[DATA FOR THE TASK]

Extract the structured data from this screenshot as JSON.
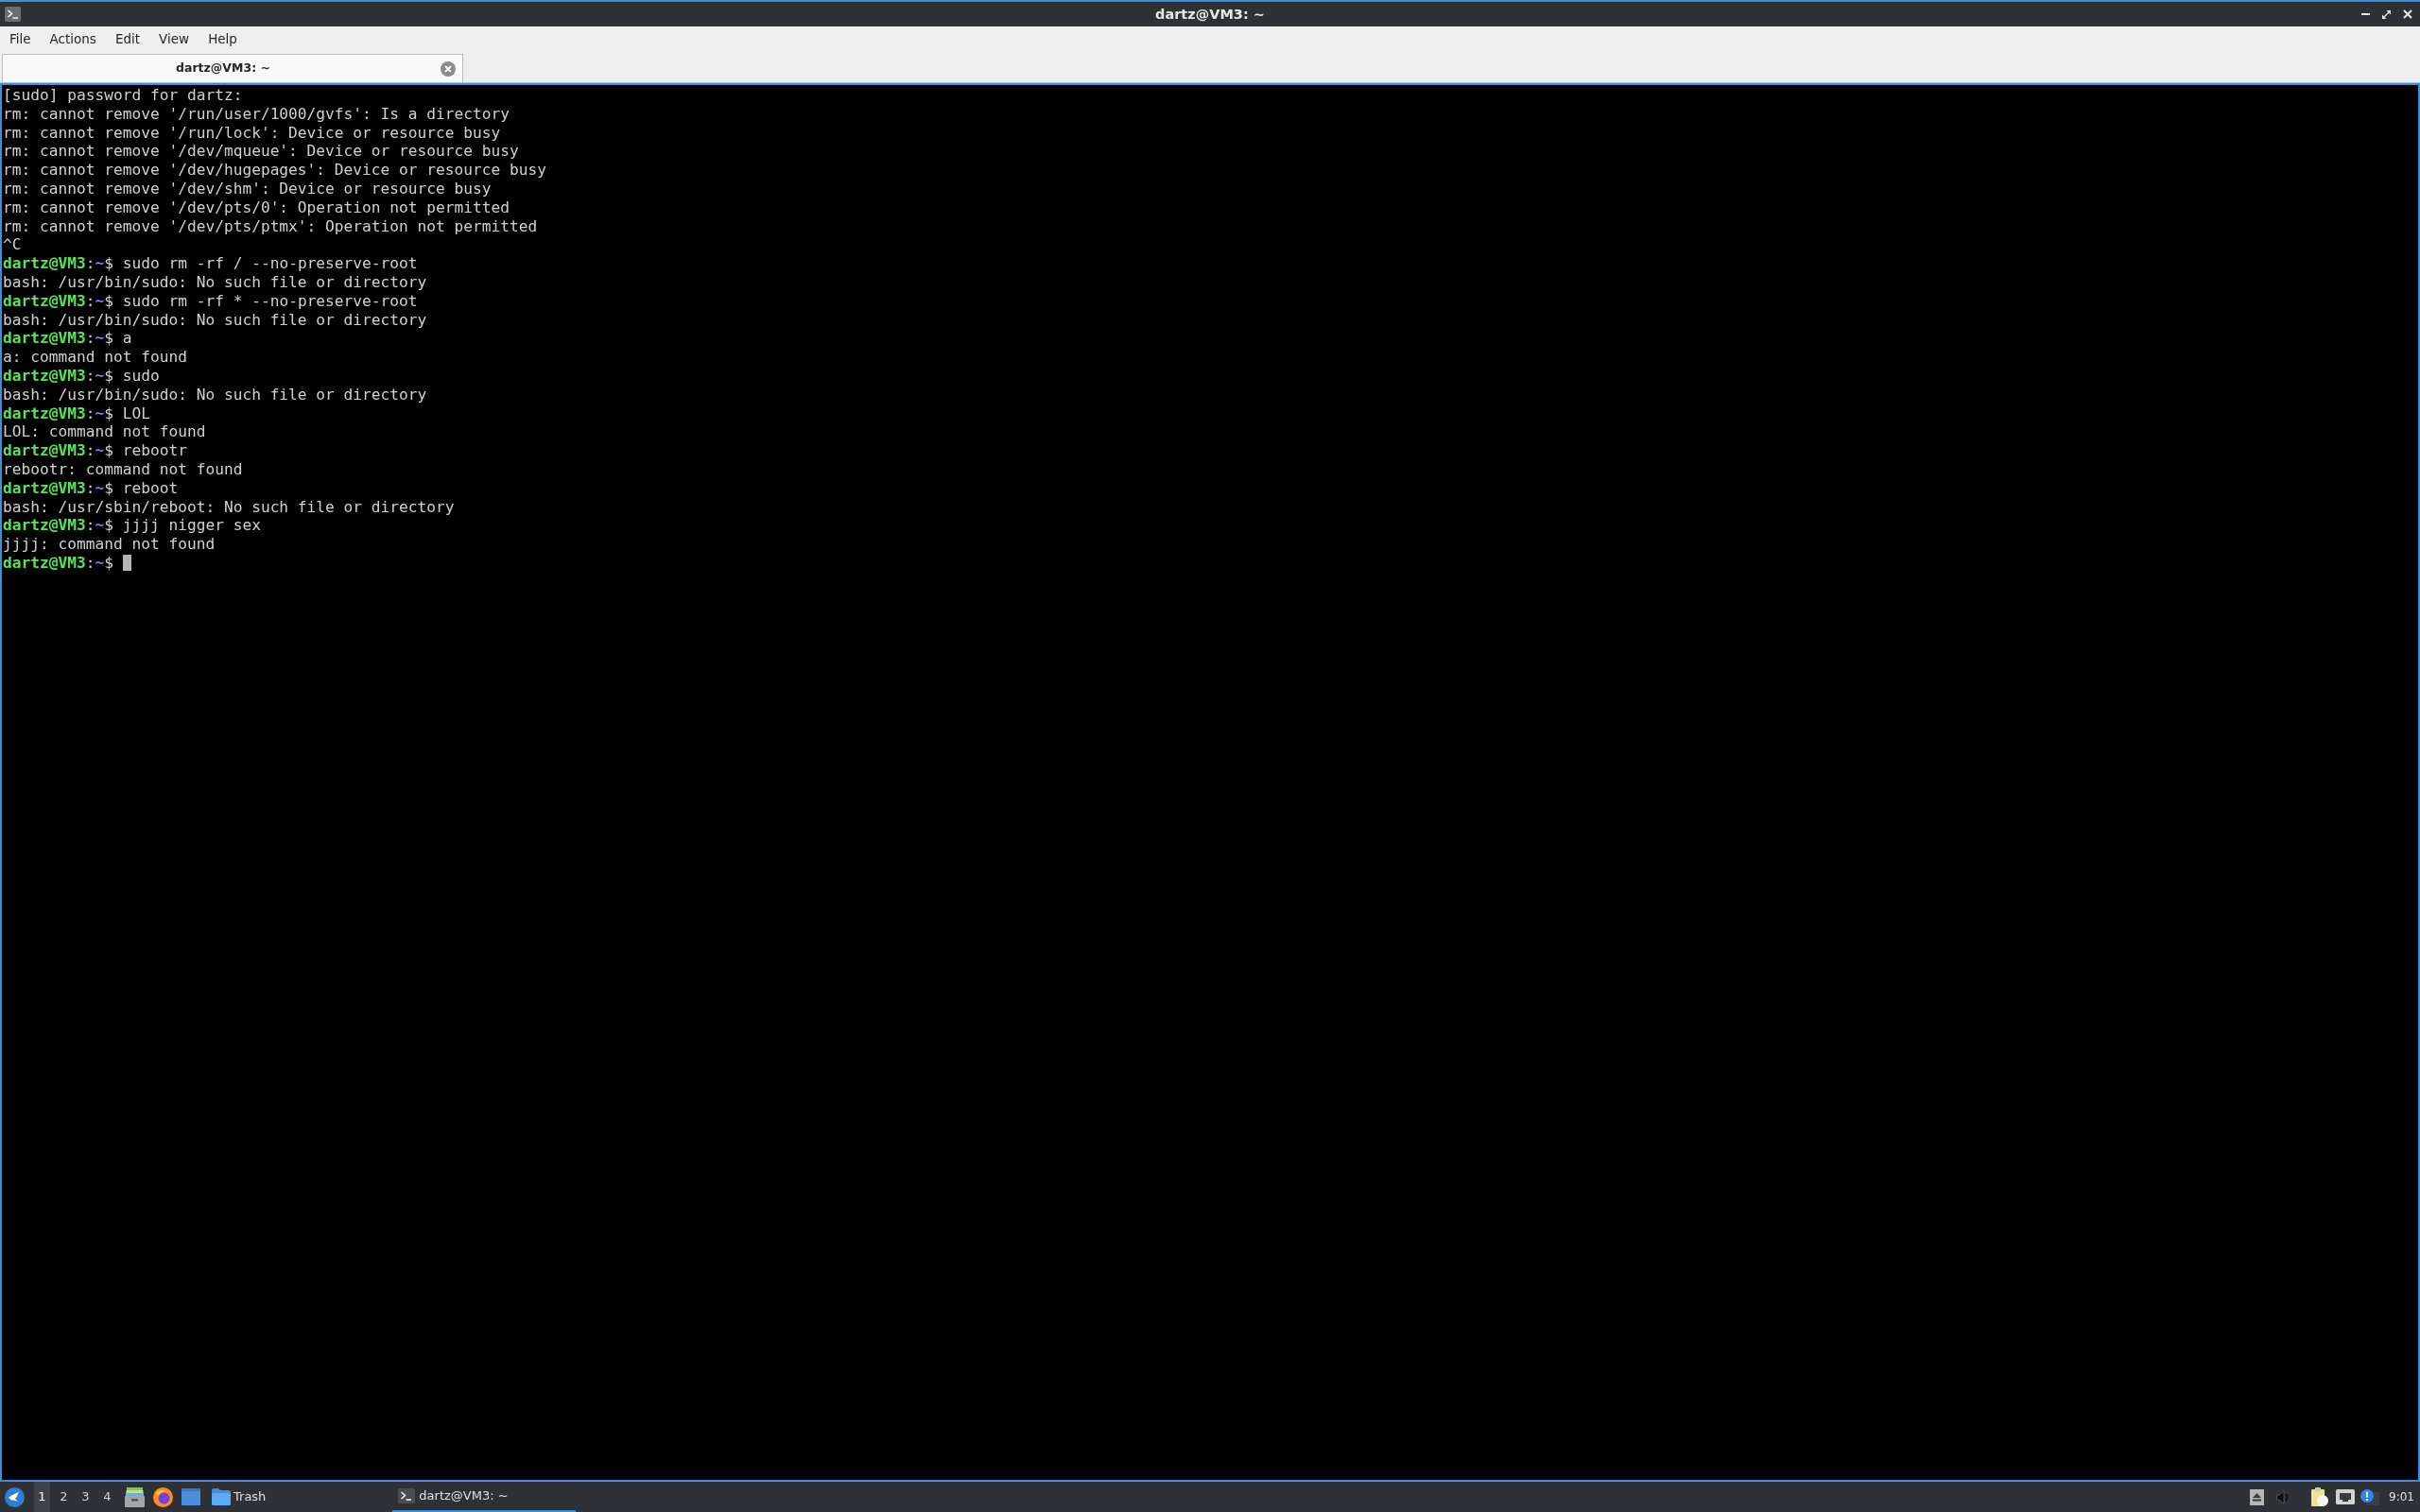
{
  "window": {
    "title": "dartz@VM3: ~"
  },
  "menu": [
    {
      "label": "File"
    },
    {
      "label": "Actions"
    },
    {
      "label": "Edit"
    },
    {
      "label": "View"
    },
    {
      "label": "Help"
    }
  ],
  "tabs": [
    {
      "label": "dartz@VM3: ~",
      "selected": true
    }
  ],
  "terminal": {
    "lines": [
      {
        "kind": "output",
        "text": "[sudo] password for dartz:"
      },
      {
        "kind": "output",
        "text": "rm: cannot remove '/run/user/1000/gvfs': Is a directory"
      },
      {
        "kind": "output",
        "text": "rm: cannot remove '/run/lock': Device or resource busy"
      },
      {
        "kind": "output",
        "text": "rm: cannot remove '/dev/mqueue': Device or resource busy"
      },
      {
        "kind": "output",
        "text": "rm: cannot remove '/dev/hugepages': Device or resource busy"
      },
      {
        "kind": "output",
        "text": "rm: cannot remove '/dev/shm': Device or resource busy"
      },
      {
        "kind": "output",
        "text": "rm: cannot remove '/dev/pts/0': Operation not permitted"
      },
      {
        "kind": "output",
        "text": "rm: cannot remove '/dev/pts/ptmx': Operation not permitted"
      },
      {
        "kind": "output",
        "text": "^C"
      },
      {
        "kind": "prompt",
        "user": "dartz@VM3",
        "separator": ":",
        "path": "~",
        "symbol": "$",
        "command": "sudo rm -rf / --no-preserve-root"
      },
      {
        "kind": "output",
        "text": "bash: /usr/bin/sudo: No such file or directory"
      },
      {
        "kind": "prompt",
        "user": "dartz@VM3",
        "separator": ":",
        "path": "~",
        "symbol": "$",
        "command": "sudo rm -rf * --no-preserve-root"
      },
      {
        "kind": "output",
        "text": "bash: /usr/bin/sudo: No such file or directory"
      },
      {
        "kind": "prompt",
        "user": "dartz@VM3",
        "separator": ":",
        "path": "~",
        "symbol": "$",
        "command": "a"
      },
      {
        "kind": "output",
        "text": "a: command not found"
      },
      {
        "kind": "prompt",
        "user": "dartz@VM3",
        "separator": ":",
        "path": "~",
        "symbol": "$",
        "command": "sudo"
      },
      {
        "kind": "output",
        "text": "bash: /usr/bin/sudo: No such file or directory"
      },
      {
        "kind": "prompt",
        "user": "dartz@VM3",
        "separator": ":",
        "path": "~",
        "symbol": "$",
        "command": "LOL"
      },
      {
        "kind": "output",
        "text": "LOL: command not found"
      },
      {
        "kind": "prompt",
        "user": "dartz@VM3",
        "separator": ":",
        "path": "~",
        "symbol": "$",
        "command": "rebootr"
      },
      {
        "kind": "output",
        "text": "rebootr: command not found"
      },
      {
        "kind": "prompt",
        "user": "dartz@VM3",
        "separator": ":",
        "path": "~",
        "symbol": "$",
        "command": "reboot"
      },
      {
        "kind": "output",
        "text": "bash: /usr/sbin/reboot: No such file or directory"
      },
      {
        "kind": "prompt",
        "user": "dartz@VM3",
        "separator": ":",
        "path": "~",
        "symbol": "$",
        "command": "jjjj nigger sex"
      },
      {
        "kind": "output",
        "text": "jjjj: command not found"
      },
      {
        "kind": "prompt",
        "user": "dartz@VM3",
        "separator": ":",
        "path": "~",
        "symbol": "$"
      }
    ],
    "cursor": true
  },
  "taskbar": {
    "workspaces": [
      {
        "label": "1",
        "selected": true
      },
      {
        "label": "2",
        "selected": false
      },
      {
        "label": "3",
        "selected": false
      },
      {
        "label": "4",
        "selected": false
      }
    ],
    "places": [
      {
        "label": "Trash"
      }
    ],
    "tasks": [
      {
        "label": "dartz@VM3: ~",
        "selected": true
      }
    ],
    "clock": "9:01"
  }
}
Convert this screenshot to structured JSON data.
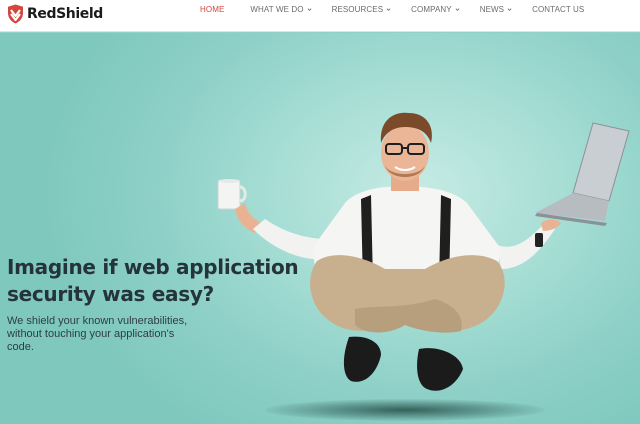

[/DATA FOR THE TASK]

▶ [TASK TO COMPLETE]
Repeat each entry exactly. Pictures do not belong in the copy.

▶ [COMPLETED TASK]
Extract the structured data from this screenshot as JSON.
{
  "window": {
    "title": "dartz@VM3: ~"
  },
  "menu": [
    {
      "label": "File"
    },
    {
      "label": "Actions"
    },
    {
      "label": "Edit"
    },
    {
      "label": "View"
    },
    {
      "label": "Help"
    }
  ],
  "tabs": [
    {
      "label": "dartz@VM3: ~",
      "selected": true
    }
  ],
  "terminal": {
    "lines": [
      {
        "kind": "output",
        "text": "[sudo] password for dartz:"
      },
      {
        "kind": "output",
        "text": "rm: cannot remove '/run/user/1000/gvfs': Is a directory"
      },
      {
        "kind": "output",
        "text": "rm: cannot remove '/run/lock': Device or resource busy"
      },
      {
        "kind": "output",
        "text": "rm: cannot remove '/dev/mqueue': Device or resource busy"
      },
      {
        "kind": "output",
        "text": "rm: cannot remove '/dev/hugepages': Device or resource busy"
      },
      {
        "kind": "output",
        "text": "rm: cannot remove '/dev/shm': Device or resource busy"
      },
      {
        "kind": "output",
        "text": "rm: cannot remove '/dev/pts/0': Operation not permitted"
      },
      {
        "kind": "output",
        "text": "rm: cannot remove '/dev/pts/ptmx': Operation not permitted"
      },
      {
        "kind": "output",
        "text": "^C"
      },
      {
        "kind": "prompt",
        "user": "dartz@VM3",
        "separator": ":",
        "path": "~",
        "symbol": "$",
        "command": "sudo rm -rf / --no-preserve-root"
      },
      {
        "kind": "output",
        "text": "bash: /usr/bin/sudo: No such file or directory"
      },
      {
        "kind": "prompt",
        "user": "dartz@VM3",
        "separator": ":",
        "path": "~",
        "symbol": "$",
        "command": "sudo rm -rf * --no-preserve-root"
      },
      {
        "kind": "output",
        "text": "bash: /usr/bin/sudo: No such file or directory"
      },
      {
        "kind": "prompt",
        "user": "dartz@VM3",
        "separator": ":",
        "path": "~",
        "symbol": "$",
        "command": "a"
      },
      {
        "kind": "output",
        "text": "a: command not found"
      },
      {
        "kind": "prompt",
        "user": "dartz@VM3",
        "separator": ":",
        "path": "~",
        "symbol": "$",
        "command": "sudo"
      },
      {
        "kind": "output",
        "text": "bash: /usr/bin/sudo: No such file or directory"
      },
      {
        "kind": "prompt",
        "user": "dartz@VM3",
        "separator": ":",
        "path": "~",
        "symbol": "$",
        "command": "LOL"
      },
      {
        "kind": "output",
        "text": "LOL: command not found"
      },
      {
        "kind": "prompt",
        "user": "dartz@VM3",
        "separator": ":",
        "path": "~",
        "symbol": "$",
        "command": "rebootr"
      },
      {
        "kind": "output",
        "text": "rebootr: command not found"
      },
      {
        "kind": "prompt",
        "user": "dartz@VM3",
        "separator": ":",
        "path": "~",
        "symbol": "$",
        "command": "reboot"
      },
      {
        "kind": "output",
        "text": "bash: /usr/sbin/reboot: No such file or directory"
      },
      {
        "kind": "prompt",
        "user": "dartz@VM3",
        "separator": ":",
        "path": "~",
        "symbol": "$",
        "command": "jjjj nigger sex"
      },
      {
        "kind": "output",
        "text": "jjjj: command not found"
      },
      {
        "kind": "prompt",
        "user": "dartz@VM3",
        "separator": ":",
        "path": "~",
        "symbol": "$"
      }
    ],
    "cursor": true
  },
  "taskbar": {
    "workspaces": [
      {
        "label": "1",
        "selected": true
      },
      {
        "label": "2",
        "selected": false
      },
      {
        "label": "3",
        "selected": false
      },
      {
        "label": "4",
        "selected": false
      }
    ],
    "places": [
      {
        "label": "Trash"
      }
    ],
    "tasks": [
      {
        "label": "dartz@VM3: ~",
        "selected": true
      }
    ],
    "clock": "9:01"
  }
}
Convert this screenshot to structured JSON data.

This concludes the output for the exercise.